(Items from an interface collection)

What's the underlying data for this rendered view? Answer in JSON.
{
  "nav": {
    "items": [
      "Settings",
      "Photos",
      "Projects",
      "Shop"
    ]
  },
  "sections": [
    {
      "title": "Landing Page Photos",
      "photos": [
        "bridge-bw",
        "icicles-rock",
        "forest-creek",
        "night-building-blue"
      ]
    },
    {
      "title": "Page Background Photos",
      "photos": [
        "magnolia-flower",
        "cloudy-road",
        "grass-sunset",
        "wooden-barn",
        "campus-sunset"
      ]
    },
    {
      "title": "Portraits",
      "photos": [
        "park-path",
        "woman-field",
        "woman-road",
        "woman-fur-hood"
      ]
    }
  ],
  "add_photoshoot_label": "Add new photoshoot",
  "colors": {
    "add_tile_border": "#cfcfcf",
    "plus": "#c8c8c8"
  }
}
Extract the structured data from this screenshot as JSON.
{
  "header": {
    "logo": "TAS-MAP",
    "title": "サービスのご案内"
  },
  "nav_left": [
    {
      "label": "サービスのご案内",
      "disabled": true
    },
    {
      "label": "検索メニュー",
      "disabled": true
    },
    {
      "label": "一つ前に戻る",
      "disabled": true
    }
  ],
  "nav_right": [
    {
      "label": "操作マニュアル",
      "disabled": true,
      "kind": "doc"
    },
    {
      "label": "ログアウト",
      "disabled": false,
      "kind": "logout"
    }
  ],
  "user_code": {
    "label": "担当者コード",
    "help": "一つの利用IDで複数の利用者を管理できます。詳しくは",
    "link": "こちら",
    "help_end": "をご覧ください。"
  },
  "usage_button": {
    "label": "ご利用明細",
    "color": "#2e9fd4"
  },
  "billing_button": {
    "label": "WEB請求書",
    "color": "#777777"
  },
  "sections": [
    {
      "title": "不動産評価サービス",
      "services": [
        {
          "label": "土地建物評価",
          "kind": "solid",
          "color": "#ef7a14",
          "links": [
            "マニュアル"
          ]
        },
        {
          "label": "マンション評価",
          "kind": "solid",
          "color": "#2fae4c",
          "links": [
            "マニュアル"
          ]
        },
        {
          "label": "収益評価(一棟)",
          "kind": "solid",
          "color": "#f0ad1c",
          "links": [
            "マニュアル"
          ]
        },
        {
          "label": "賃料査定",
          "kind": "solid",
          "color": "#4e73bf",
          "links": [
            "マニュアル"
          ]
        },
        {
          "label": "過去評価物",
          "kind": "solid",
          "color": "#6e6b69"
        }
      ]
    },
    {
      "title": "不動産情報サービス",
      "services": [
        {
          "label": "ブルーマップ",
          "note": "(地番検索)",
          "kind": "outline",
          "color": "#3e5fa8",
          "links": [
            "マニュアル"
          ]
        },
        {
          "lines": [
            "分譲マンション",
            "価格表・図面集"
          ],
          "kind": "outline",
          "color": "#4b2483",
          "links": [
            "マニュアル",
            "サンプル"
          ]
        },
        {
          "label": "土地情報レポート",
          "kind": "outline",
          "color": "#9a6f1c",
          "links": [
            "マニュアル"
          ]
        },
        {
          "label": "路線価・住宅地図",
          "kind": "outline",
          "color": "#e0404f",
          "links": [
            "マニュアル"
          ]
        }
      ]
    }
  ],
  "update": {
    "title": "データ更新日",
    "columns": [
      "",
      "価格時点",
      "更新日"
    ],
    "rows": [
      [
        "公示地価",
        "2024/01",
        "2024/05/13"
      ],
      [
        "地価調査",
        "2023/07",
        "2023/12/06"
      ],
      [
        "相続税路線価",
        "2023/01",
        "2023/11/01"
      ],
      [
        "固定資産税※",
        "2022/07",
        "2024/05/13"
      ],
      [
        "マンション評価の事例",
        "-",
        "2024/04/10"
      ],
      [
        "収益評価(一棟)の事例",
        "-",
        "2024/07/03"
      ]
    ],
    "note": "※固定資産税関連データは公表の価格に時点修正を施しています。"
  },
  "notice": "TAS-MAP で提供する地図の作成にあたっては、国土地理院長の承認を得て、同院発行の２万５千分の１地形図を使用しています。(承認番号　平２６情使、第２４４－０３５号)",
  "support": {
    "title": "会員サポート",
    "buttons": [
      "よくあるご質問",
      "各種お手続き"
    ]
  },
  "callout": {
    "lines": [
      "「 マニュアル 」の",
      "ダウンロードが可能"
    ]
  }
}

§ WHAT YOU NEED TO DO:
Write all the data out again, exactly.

§ RESULT OF THIS TASK:
What's the underlying data for this rendered view? Answer in JSON.
{
  "nav": {
    "items": [
      "Settings",
      "Photos",
      "Projects",
      "Shop"
    ]
  },
  "sections": [
    {
      "title": "Landing Page Photos",
      "photos": [
        "bridge-bw",
        "icicles-rock",
        "forest-creek",
        "night-building-blue"
      ]
    },
    {
      "title": "Page Background Photos",
      "photos": [
        "magnolia-flower",
        "cloudy-road",
        "grass-sunset",
        "wooden-barn",
        "campus-sunset"
      ]
    },
    {
      "title": "Portraits",
      "photos": [
        "park-path",
        "woman-field",
        "woman-road",
        "woman-fur-hood"
      ]
    }
  ],
  "add_photoshoot_label": "Add new photoshoot",
  "colors": {
    "add_tile_border": "#cfcfcf",
    "plus": "#c8c8c8"
  }
}
Extract the structured data from this screenshot as JSON.
{
  "header": {
    "logo": "TAS-MAP",
    "title": "サービスのご案内"
  },
  "nav_left": [
    {
      "label": "サービスのご案内",
      "disabled": true
    },
    {
      "label": "検索メニュー",
      "disabled": true
    },
    {
      "label": "一つ前に戻る",
      "disabled": true
    }
  ],
  "nav_right": [
    {
      "label": "操作マニュアル",
      "disabled": true,
      "kind": "doc"
    },
    {
      "label": "ログアウト",
      "disabled": false,
      "kind": "logout"
    }
  ],
  "user_code": {
    "label": "担当者コード",
    "help": "一つの利用IDで複数の利用者を管理できます。詳しくは",
    "link": "こちら",
    "help_end": "をご覧ください。"
  },
  "usage_button": {
    "label": "ご利用明細",
    "color": "#2e9fd4"
  },
  "billing_button": {
    "label": "WEB請求書",
    "color": "#777777"
  },
  "sections": [
    {
      "title": "不動産評価サービス",
      "services": [
        {
          "label": "土地建物評価",
          "kind": "solid",
          "color": "#ef7a14",
          "links": [
            "マニュアル"
          ]
        },
        {
          "label": "マンション評価",
          "kind": "solid",
          "color": "#2fae4c",
          "links": [
            "マニュアル"
          ]
        },
        {
          "label": "収益評価(一棟)",
          "kind": "solid",
          "color": "#f0ad1c",
          "links": [
            "マニュアル"
          ]
        },
        {
          "label": "賃料査定",
          "kind": "solid",
          "color": "#4e73bf",
          "links": [
            "マニュアル"
          ]
        },
        {
          "label": "過去評価物",
          "kind": "solid",
          "color": "#6e6b69"
        }
      ]
    },
    {
      "title": "不動産情報サービス",
      "services": [
        {
          "label": "ブルーマップ",
          "note": "(地番検索)",
          "kind": "outline",
          "color": "#3e5fa8",
          "links": [
            "マニュアル"
          ]
        },
        {
          "lines": [
            "分譲マンション",
            "価格表・図面集"
          ],
          "kind": "outline",
          "color": "#4b2483",
          "links": [
            "マニュアル",
            "サンプル"
          ]
        },
        {
          "label": "土地情報レポート",
          "kind": "outline",
          "color": "#9a6f1c",
          "links": [
            "マニュアル"
          ]
        },
        {
          "label": "路線価・住宅地図",
          "kind": "outline",
          "color": "#e0404f",
          "links": [
            "マニュアル"
          ]
        }
      ]
    }
  ],
  "update": {
    "title": "データ更新日",
    "columns": [
      "",
      "価格時点",
      "更新日"
    ],
    "rows": [
      [
        "公示地価",
        "2024/01",
        "2024/05/13"
      ],
      [
        "地価調査",
        "2023/07",
        "2023/12/06"
      ],
      [
        "相続税路線価",
        "2023/01",
        "2023/11/01"
      ],
      [
        "固定資産税※",
        "2022/07",
        "2024/05/13"
      ],
      [
        "マンション評価の事例",
        "-",
        "2024/04/10"
      ],
      [
        "収益評価(一棟)の事例",
        "-",
        "2024/07/03"
      ]
    ],
    "note": "※固定資産税関連データは公表の価格に時点修正を施しています。"
  },
  "notice": "TAS-MAP で提供する地図の作成にあたっては、国土地理院長の承認を得て、同院発行の２万５千分の１地形図を使用しています。(承認番号　平２６情使、第２４４－０３５号)",
  "support": {
    "title": "会員サポート",
    "buttons": [
      "よくあるご質問",
      "各種お手続き"
    ]
  },
  "callout": {
    "lines": [
      "「 マニュアル 」の",
      "ダウンロードが可能"
    ]
  }
}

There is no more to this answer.